So my wife and I started praying. To think through the options, I made a chart listing each potential location down the left side of the page, and the various factors across the top. When I came to “kingdom impact” in Abu Dhabi, and typed “planting a church in the Middle East,” my heart changed. I was overwhelmed with the glory that could come to Christ through such a church plant. My hesitation about church planting left. I knew this was God’s call.

At the same time, in other ways, God did the same for my wife. And as we talked with our church leaders, and other trusted counselors, everyone agreed.

The Sunday before we visited Abu Dhabi, I shared with our church how God was leading us. At the end of the service, everyone gathered to pray for us. But before anyone prayed, a woman said that God had given her a dream the night before. Through tears, she said she did not want to share this dream, because she knew what it meant. But she said that in the dream, my wife and I were planting a seedling in the desert, which was growing and flourishing.

This encouraged us, but also the whole church, that God was, in fact, calling us to Abu Dhabi.

Grace, Mercy, and Help

We visited Abu Dhabi. We interviewed with church leaders, preached at the two churches sponsoring the church plant, and both churches confirmed our call. So, three years ago, we moved to Abu Dhabi. God gave us unusual grace for the move. And he poured out his mercy in quickly raising up Grace Church Abu Dhabi.

But it has not been easy. It was hard leaving our church. It is painful to be far from our children and parents. And church planting in this part of the world comes with unique challenges (on top of all of the typical challenges in planting a church).

And yet God has met us in every difficulty. He has guided and helped us. He has given us outpourings of joy in him. He has strengthened believers, saved the lost, raised up a church, and brought glory to his name.

Dreams, Really?

We are not all called to the Middle East. But we are all called to ask God for guidance, and to be open to whatever guidance he chooses to give — including when he guides through dreams. If the thought of dreams like these seems strange to you, let me suggest a few steps.

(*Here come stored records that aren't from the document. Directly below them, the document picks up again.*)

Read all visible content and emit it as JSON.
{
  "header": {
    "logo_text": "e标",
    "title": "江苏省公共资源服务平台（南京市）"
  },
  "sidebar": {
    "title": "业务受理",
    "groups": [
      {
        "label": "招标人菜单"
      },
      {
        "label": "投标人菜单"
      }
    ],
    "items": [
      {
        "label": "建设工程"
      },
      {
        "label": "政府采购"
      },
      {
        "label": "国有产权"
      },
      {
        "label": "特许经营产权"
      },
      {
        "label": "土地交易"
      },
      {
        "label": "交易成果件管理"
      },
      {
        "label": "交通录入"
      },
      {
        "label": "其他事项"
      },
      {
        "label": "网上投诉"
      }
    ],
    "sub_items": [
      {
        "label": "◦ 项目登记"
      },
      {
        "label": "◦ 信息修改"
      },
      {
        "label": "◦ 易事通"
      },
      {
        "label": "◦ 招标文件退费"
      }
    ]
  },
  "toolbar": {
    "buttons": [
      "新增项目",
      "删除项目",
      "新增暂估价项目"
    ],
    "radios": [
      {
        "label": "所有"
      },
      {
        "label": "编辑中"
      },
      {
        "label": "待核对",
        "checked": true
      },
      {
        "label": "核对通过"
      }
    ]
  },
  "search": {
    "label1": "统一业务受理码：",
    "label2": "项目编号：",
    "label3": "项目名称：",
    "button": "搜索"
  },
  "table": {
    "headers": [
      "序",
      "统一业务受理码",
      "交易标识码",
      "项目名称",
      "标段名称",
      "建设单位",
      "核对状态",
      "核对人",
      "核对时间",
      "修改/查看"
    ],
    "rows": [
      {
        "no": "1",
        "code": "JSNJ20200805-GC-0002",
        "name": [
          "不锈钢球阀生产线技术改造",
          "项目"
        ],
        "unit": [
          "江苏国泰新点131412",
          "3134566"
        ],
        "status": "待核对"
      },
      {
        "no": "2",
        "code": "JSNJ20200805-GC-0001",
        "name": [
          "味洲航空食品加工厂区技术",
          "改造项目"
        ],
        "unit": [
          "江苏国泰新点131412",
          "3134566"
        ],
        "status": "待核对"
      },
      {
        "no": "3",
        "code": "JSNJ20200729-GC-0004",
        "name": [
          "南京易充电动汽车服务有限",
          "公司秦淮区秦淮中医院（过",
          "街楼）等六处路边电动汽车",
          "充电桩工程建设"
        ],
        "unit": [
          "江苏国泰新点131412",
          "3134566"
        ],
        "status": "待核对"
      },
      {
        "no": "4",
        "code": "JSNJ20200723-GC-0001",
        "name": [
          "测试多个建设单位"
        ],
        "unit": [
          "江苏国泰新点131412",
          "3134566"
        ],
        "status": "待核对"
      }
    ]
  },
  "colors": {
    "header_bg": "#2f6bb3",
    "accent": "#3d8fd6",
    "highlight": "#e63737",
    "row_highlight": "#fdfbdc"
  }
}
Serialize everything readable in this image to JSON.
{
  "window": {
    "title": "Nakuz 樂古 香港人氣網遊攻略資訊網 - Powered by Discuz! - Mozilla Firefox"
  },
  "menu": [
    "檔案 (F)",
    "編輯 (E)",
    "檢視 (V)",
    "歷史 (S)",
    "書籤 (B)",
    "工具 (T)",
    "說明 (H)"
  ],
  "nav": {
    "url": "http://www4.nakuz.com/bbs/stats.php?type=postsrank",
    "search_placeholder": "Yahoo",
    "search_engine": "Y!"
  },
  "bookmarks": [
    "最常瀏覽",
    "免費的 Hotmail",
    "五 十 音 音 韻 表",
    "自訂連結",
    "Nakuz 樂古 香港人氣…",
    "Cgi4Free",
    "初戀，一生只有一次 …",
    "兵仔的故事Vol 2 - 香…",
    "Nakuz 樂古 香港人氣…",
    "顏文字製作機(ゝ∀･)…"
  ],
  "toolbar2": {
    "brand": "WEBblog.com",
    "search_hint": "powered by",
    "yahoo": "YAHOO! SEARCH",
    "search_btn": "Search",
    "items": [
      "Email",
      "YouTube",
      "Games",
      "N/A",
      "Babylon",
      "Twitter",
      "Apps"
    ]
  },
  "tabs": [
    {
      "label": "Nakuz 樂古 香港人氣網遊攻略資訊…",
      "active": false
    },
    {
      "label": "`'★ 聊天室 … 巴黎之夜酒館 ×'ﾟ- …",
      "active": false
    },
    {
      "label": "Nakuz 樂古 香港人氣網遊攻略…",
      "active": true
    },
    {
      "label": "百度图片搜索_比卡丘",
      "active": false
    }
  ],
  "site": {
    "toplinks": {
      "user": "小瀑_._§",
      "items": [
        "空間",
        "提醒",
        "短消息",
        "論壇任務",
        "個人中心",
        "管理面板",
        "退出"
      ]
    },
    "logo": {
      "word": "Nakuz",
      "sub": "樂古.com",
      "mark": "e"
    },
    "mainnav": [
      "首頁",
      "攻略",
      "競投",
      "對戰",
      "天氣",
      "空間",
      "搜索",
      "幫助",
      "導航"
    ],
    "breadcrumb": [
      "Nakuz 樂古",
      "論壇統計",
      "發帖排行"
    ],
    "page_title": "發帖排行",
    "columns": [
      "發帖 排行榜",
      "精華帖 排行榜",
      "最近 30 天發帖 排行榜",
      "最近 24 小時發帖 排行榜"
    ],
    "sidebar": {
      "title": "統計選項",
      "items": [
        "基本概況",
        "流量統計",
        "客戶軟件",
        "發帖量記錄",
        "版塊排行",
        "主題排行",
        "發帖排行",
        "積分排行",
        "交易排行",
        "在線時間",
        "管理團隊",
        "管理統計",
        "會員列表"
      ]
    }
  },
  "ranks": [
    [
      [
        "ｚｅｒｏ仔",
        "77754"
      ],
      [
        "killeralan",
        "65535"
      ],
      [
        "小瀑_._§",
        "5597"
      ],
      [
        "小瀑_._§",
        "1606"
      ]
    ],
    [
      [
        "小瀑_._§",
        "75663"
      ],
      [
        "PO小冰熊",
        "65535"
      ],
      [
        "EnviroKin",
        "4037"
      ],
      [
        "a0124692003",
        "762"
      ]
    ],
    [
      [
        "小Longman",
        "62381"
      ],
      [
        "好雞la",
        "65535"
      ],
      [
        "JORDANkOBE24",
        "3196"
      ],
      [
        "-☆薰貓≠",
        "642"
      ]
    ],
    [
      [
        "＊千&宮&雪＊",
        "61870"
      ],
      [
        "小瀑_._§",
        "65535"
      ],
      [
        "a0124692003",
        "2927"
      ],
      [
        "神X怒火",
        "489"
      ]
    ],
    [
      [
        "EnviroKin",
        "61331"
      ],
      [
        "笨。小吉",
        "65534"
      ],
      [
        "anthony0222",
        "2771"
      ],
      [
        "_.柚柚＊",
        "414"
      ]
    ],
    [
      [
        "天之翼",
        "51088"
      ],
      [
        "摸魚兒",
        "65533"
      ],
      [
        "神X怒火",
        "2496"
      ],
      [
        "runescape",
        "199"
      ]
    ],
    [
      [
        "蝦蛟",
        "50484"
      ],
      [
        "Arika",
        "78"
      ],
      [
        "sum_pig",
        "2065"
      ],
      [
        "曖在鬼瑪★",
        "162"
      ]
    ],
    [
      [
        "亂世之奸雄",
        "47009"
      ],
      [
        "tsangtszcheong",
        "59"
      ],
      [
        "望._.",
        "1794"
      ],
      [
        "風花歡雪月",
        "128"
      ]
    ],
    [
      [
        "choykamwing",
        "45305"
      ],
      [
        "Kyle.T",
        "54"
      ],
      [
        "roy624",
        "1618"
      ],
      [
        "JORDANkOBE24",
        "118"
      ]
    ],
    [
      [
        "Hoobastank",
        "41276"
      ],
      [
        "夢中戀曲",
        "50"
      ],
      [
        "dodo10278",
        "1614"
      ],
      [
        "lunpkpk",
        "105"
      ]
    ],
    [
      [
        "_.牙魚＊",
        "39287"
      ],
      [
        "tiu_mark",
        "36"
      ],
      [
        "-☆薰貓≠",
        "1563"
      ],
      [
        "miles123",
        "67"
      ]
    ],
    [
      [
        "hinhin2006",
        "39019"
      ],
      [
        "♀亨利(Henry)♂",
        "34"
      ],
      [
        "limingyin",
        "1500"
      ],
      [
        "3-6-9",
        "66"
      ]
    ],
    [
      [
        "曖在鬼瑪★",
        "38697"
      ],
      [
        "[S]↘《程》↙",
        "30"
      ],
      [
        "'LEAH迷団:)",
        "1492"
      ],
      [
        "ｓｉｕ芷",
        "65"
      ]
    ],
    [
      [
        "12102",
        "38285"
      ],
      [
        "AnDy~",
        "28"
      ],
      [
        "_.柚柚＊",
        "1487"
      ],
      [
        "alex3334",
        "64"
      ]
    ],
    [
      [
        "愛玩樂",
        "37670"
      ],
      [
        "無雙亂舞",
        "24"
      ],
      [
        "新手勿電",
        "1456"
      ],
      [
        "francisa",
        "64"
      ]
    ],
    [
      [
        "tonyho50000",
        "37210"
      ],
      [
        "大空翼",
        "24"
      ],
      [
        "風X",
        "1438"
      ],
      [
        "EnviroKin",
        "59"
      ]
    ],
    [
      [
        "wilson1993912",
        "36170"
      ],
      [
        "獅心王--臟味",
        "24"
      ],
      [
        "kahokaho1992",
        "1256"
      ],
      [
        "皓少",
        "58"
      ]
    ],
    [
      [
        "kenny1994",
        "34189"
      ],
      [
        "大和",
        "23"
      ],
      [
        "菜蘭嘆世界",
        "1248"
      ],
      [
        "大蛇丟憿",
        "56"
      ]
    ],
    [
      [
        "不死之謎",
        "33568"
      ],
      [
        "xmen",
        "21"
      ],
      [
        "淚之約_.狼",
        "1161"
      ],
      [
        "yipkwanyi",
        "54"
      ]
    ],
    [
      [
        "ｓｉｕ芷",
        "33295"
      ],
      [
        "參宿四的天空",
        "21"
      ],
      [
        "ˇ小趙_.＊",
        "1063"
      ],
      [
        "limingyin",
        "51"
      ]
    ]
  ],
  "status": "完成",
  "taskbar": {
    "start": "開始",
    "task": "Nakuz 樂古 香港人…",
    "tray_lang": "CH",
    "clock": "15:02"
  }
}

First, read the stories in the Bible that I referenced at the beginning of this article in which God did give people dreams. Keep in mind that our Enlightenment-shaped Western societies teach us to be far more suspicious of dreams than Scripture does.

Second, pray and ask God to give you guidance, and ask him to use dreams if that would bring him the most glory.

Third, if you have a dream that seems significant, ask God to confirm that it was from him. Share it with close friends and church leaders, so they can pray about it with you. With regard to major directional decisions, like mine, dreams can be one merciful element in a process of discerning God’s guidance, but we should not take them as the only element.

Fourth, respond to the dream according to the wisdom God gives you.

All through the Bible we see God using dreams to lead his people:

  • Assuring Jacob of God’s presence (Genesis 28:12–16)
  • Revealing himself in a dream to Daniel (Daniel 2:19)
  • Comforting Joseph that Mary’s baby was from God (Matthew 1:20)
  • Protecting the wise men from Herod (Matthew 2:12)
  • Sending Paul to Macedonia (Acts 16:9)
  • Encouraging Paul to keep preaching in Corinth (Acts 18:9–11)

God still communicates to his people through dreams, and he very well might want to use dreams, in part, to lead you.